Data listing START

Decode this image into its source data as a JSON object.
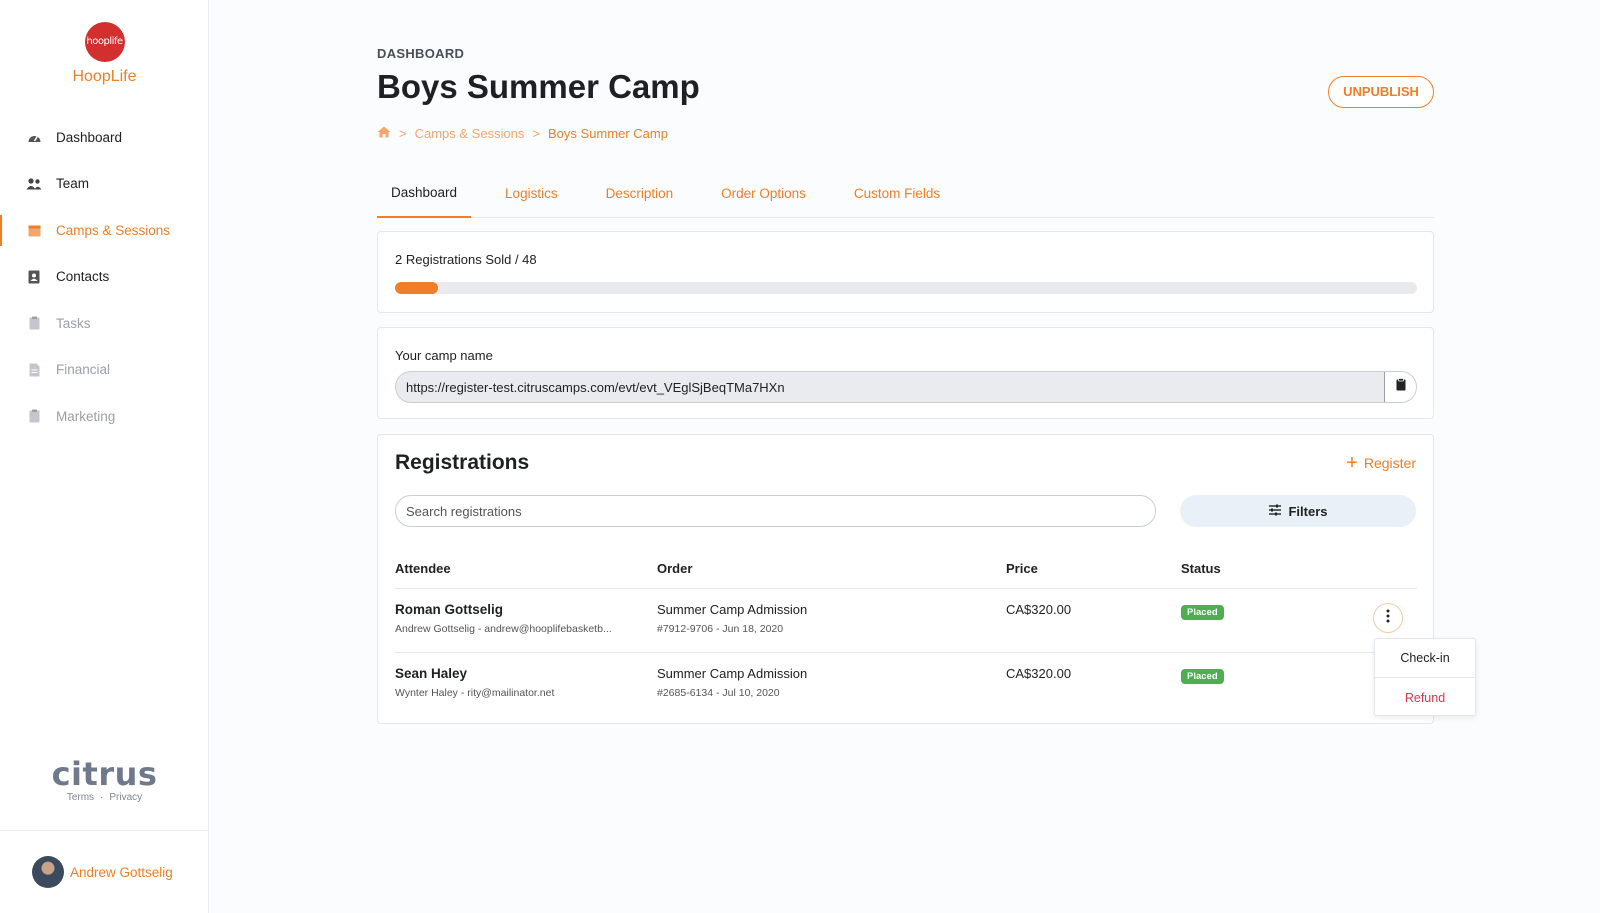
{
  "app": {
    "logo_text": "hooplife",
    "name": "HoopLife"
  },
  "sidebar": {
    "items": [
      {
        "label": "Dashboard",
        "icon": "gauge-icon",
        "state": "normal"
      },
      {
        "label": "Team",
        "icon": "users-icon",
        "state": "normal"
      },
      {
        "label": "Camps & Sessions",
        "icon": "calendar-icon",
        "state": "active"
      },
      {
        "label": "Contacts",
        "icon": "address-book-icon",
        "state": "normal"
      },
      {
        "label": "Tasks",
        "icon": "clipboard-icon",
        "state": "muted"
      },
      {
        "label": "Financial",
        "icon": "document-icon",
        "state": "muted"
      },
      {
        "label": "Marketing",
        "icon": "clipboard-icon",
        "state": "muted"
      }
    ],
    "footer_logo": "citrus",
    "terms": "Terms",
    "dot": "·",
    "privacy": "Privacy",
    "user_name": "Andrew Gottselig"
  },
  "header": {
    "eyebrow": "DASHBOARD",
    "title": "Boys Summer Camp",
    "unpublish": "UNPUBLISH",
    "breadcrumb": {
      "sep": ">",
      "section": "Camps & Sessions",
      "current": "Boys Summer Camp"
    }
  },
  "tabs": [
    "Dashboard",
    "Logistics",
    "Description",
    "Order Options",
    "Custom Fields"
  ],
  "sold": {
    "text": "2 Registrations Sold / 48",
    "progress_fraction": 0.042
  },
  "camp_link": {
    "label": "Your camp name",
    "url": "https://register-test.citruscamps.com/evt/evt_VEglSjBeqTMa7HXn"
  },
  "registrations": {
    "title": "Registrations",
    "register_label": "Register",
    "search_placeholder": "Search registrations",
    "filters_label": "Filters",
    "columns": [
      "Attendee",
      "Order",
      "Price",
      "Status"
    ],
    "rows": [
      {
        "name": "Roman Gottselig",
        "contact": "Andrew Gottselig - andrew@hooplifebasketb...",
        "order": "Summer Camp Admission",
        "order_meta": "#7912-9706 - Jun 18, 2020",
        "price": "CA$320.00",
        "status": "Placed"
      },
      {
        "name": "Sean Haley",
        "contact": "Wynter Haley - rity@mailinator.net",
        "order": "Summer Camp Admission",
        "order_meta": "#2685-6134 - Jul 10, 2020",
        "price": "CA$320.00",
        "status": "Placed"
      }
    ]
  },
  "row_menu": {
    "checkin": "Check-in",
    "refund": "Refund"
  },
  "colors": {
    "accent": "#f07e26",
    "brand_red": "#d32f2f",
    "status_green": "#4caf50",
    "refund_red": "#e0344a"
  }
}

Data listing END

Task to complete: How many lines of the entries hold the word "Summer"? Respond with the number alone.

Reply: 4